Der Becher "Portable Laboratory". Die Objekte und Instrumente in seinem "tragbare Labor" spiegelt den Übergang von der Alchemie zur Chemie. Johann Joachim Becher (1635-1682) war ein deutscher Arzt, Alchemist, Vorläufer der Chemie, Gelehrter und ein
Dieses Bild kann kleinere Mängel aufweisen, da es sich um ein historisches Bild oder ein Reportagebild handel

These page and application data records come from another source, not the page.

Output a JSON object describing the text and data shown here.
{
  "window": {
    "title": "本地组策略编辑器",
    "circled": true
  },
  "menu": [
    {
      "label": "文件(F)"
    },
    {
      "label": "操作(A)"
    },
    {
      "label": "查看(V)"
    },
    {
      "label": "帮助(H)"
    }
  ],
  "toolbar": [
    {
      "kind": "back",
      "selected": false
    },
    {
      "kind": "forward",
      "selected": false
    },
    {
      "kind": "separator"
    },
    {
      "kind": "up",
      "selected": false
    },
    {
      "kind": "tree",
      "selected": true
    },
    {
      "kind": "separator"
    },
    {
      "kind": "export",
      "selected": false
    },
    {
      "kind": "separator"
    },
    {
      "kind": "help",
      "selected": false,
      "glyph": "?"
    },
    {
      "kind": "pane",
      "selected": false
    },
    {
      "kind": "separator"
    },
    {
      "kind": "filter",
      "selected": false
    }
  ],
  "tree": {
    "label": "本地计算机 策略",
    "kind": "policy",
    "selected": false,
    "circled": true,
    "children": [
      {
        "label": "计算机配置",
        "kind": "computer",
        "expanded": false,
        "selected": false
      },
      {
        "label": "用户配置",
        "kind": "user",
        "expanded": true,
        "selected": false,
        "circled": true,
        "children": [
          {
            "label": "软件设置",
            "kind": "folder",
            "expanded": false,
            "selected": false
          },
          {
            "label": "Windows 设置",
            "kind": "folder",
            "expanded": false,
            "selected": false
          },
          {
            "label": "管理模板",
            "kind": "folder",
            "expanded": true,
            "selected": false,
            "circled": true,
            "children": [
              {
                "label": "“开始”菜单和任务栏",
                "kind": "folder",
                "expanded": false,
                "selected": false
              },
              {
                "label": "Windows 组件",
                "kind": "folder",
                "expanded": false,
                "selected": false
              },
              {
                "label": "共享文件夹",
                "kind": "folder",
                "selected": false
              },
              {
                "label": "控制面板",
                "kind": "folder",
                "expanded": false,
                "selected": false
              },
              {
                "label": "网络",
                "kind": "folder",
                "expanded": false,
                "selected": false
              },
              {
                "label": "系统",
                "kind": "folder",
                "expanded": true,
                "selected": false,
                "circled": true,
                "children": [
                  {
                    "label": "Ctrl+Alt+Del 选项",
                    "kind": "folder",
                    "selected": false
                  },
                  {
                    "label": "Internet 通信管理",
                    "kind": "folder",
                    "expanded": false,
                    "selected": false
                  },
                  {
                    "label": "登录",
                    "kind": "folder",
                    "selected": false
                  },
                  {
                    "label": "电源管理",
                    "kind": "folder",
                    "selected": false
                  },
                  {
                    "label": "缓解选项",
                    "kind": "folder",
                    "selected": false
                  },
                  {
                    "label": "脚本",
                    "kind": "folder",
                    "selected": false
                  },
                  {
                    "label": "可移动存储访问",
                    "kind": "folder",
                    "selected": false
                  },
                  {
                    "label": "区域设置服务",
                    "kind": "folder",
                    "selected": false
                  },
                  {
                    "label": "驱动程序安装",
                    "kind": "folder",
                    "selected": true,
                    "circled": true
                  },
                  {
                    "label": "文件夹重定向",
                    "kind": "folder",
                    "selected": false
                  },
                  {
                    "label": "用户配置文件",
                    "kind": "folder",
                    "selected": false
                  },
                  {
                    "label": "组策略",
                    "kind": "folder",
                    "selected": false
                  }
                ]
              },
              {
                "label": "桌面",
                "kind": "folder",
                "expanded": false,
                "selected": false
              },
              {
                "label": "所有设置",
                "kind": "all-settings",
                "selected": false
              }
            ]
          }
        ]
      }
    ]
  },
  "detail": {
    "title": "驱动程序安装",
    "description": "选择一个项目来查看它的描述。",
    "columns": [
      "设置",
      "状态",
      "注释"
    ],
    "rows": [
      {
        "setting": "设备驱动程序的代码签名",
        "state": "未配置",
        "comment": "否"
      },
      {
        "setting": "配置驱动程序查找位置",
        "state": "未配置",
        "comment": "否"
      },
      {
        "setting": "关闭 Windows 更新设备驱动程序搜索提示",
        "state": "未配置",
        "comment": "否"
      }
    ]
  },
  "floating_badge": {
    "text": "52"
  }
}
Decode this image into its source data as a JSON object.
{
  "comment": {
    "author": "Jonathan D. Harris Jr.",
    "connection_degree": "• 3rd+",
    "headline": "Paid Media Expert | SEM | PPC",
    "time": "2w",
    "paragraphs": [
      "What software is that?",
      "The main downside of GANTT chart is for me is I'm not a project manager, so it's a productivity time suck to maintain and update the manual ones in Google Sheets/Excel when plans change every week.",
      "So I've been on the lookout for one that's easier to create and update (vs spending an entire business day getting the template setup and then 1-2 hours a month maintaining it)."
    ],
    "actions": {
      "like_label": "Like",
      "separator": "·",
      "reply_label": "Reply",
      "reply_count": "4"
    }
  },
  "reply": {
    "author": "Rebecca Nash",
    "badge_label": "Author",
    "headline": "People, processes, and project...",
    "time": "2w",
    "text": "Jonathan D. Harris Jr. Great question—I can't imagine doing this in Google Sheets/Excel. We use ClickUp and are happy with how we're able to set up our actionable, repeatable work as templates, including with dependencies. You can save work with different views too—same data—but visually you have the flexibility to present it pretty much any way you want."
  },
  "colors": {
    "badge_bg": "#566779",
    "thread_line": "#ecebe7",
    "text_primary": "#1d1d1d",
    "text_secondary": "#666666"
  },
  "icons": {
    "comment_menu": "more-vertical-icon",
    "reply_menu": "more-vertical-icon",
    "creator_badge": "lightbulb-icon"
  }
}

Becher's "Portable Laboratory". The objects and instruments included in his "Portable Laboratory" reflects the transition from alchemy to chemistry. Johann Joachim Becher (1635-1682) was a German physician, alchemist, precursor of chemistry, scholar and adventurer, best known for his development of the phlogiston theory of combustion. An obsolete scientific theory that postulated the existence of a fire-like element called "phlogiston", which was contained within combustible bodies and released during combustion. The theory was an attempt to explain processes of burning such as combustion and the rusting of metals, which are now collectively known as oxidation. Becher was also important in the advancement of Austrian cameralism (educational path for the civil servants of the royal chamber). In 1657, he was appointed professor of medicine at the University of Mainz and physician to the archbishop-elector. His Metallurgia was published in 1660; and the next year appeared his Character pro notitia linguarum universali, in which he gives 10, 000 words for use as a universal language. In 1663, he published his Oedipum Chemicum and a book on animals, plants and minerals. In 1669 he published his Physica Subterranea, in which he claimed that given the right materials, he could make himself invisible. He died in 1682 at the age of 47.